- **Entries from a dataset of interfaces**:
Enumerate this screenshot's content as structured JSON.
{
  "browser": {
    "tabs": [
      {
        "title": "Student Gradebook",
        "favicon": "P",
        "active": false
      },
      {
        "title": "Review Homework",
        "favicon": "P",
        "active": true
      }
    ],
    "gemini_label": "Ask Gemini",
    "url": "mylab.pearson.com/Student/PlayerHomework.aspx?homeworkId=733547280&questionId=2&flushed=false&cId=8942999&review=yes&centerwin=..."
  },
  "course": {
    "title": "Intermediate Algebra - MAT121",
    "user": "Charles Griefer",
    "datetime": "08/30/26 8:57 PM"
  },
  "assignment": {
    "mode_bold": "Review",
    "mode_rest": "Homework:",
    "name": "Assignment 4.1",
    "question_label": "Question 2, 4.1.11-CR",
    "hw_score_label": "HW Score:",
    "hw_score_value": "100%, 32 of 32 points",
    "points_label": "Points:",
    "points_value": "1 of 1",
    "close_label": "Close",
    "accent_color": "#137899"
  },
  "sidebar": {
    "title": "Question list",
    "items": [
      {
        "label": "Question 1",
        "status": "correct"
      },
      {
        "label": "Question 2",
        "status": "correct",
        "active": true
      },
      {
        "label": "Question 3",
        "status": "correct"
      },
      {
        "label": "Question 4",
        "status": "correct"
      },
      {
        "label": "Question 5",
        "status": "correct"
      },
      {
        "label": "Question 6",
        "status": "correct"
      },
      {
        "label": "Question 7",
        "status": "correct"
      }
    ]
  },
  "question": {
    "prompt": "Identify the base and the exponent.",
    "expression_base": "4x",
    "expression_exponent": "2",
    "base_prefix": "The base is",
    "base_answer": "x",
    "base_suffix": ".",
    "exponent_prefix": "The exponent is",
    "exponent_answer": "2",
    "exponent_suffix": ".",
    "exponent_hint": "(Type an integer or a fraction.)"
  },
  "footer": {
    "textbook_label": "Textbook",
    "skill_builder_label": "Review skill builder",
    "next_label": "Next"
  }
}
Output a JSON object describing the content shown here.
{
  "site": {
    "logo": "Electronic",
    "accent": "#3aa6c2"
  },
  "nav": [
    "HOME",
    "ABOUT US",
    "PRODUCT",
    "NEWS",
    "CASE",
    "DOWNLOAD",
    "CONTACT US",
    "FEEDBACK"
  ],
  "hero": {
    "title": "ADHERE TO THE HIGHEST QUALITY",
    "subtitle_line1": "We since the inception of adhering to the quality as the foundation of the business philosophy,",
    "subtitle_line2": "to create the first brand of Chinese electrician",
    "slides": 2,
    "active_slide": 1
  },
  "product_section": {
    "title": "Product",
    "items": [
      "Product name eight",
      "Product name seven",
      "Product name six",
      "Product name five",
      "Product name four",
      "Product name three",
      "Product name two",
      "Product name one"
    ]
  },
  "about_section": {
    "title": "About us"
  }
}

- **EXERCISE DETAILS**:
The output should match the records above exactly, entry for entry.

- **WRITTEN RESPONSE**:
Enumerate this screenshot's content as structured JSON.
{
  "browser": {
    "tabs": [
      {
        "title": "Student Gradebook",
        "favicon": "P",
        "active": false
      },
      {
        "title": "Review Homework",
        "favicon": "P",
        "active": true
      }
    ],
    "gemini_label": "Ask Gemini",
    "url": "mylab.pearson.com/Student/PlayerHomework.aspx?homeworkId=733547280&questionId=2&flushed=false&cId=8942999&review=yes&centerwin=..."
  },
  "course": {
    "title": "Intermediate Algebra - MAT121",
    "user": "Charles Griefer",
    "datetime": "08/30/26 8:57 PM"
  },
  "assignment": {
    "mode_bold": "Review",
    "mode_rest": "Homework:",
    "name": "Assignment 4.1",
    "question_label": "Question 2, 4.1.11-CR",
    "hw_score_label": "HW Score:",
    "hw_score_value": "100%, 32 of 32 points",
    "points_label": "Points:",
    "points_value": "1 of 1",
    "close_label": "Close",
    "accent_color": "#137899"
  },
  "sidebar": {
    "title": "Question list",
    "items": [
      {
        "label": "Question 1",
        "status": "correct"
      },
      {
        "label": "Question 2",
        "status": "correct",
        "active": true
      },
      {
        "label": "Question 3",
        "status": "correct"
      },
      {
        "label": "Question 4",
        "status": "correct"
      },
      {
        "label": "Question 5",
        "status": "correct"
      },
      {
        "label": "Question 6",
        "status": "correct"
      },
      {
        "label": "Question 7",
        "status": "correct"
      }
    ]
  },
  "question": {
    "prompt": "Identify the base and the exponent.",
    "expression_base": "4x",
    "expression_exponent": "2",
    "base_prefix": "The base is",
    "base_answer": "x",
    "base_suffix": ".",
    "exponent_prefix": "The exponent is",
    "exponent_answer": "2",
    "exponent_suffix": ".",
    "exponent_hint": "(Type an integer or a fraction.)"
  },
  "footer": {
    "textbook_label": "Textbook",
    "skill_builder_label": "Review skill builder",
    "next_label": "Next"
  }
}
Output a JSON object describing the content shown here.
{
  "site": {
    "logo": "Electronic",
    "accent": "#3aa6c2"
  },
  "nav": [
    "HOME",
    "ABOUT US",
    "PRODUCT",
    "NEWS",
    "CASE",
    "DOWNLOAD",
    "CONTACT US",
    "FEEDBACK"
  ],
  "hero": {
    "title": "ADHERE TO THE HIGHEST QUALITY",
    "subtitle_line1": "We since the inception of adhering to the quality as the foundation of the business philosophy,",
    "subtitle_line2": "to create the first brand of Chinese electrician",
    "slides": 2,
    "active_slide": 1
  },
  "product_section": {
    "title": "Product",
    "items": [
      "Product name eight",
      "Product name seven",
      "Product name six",
      "Product name five",
      "Product name four",
      "Product name three",
      "Product name two",
      "Product name one"
    ]
  },
  "about_section": {
    "title": "About us"
  }
}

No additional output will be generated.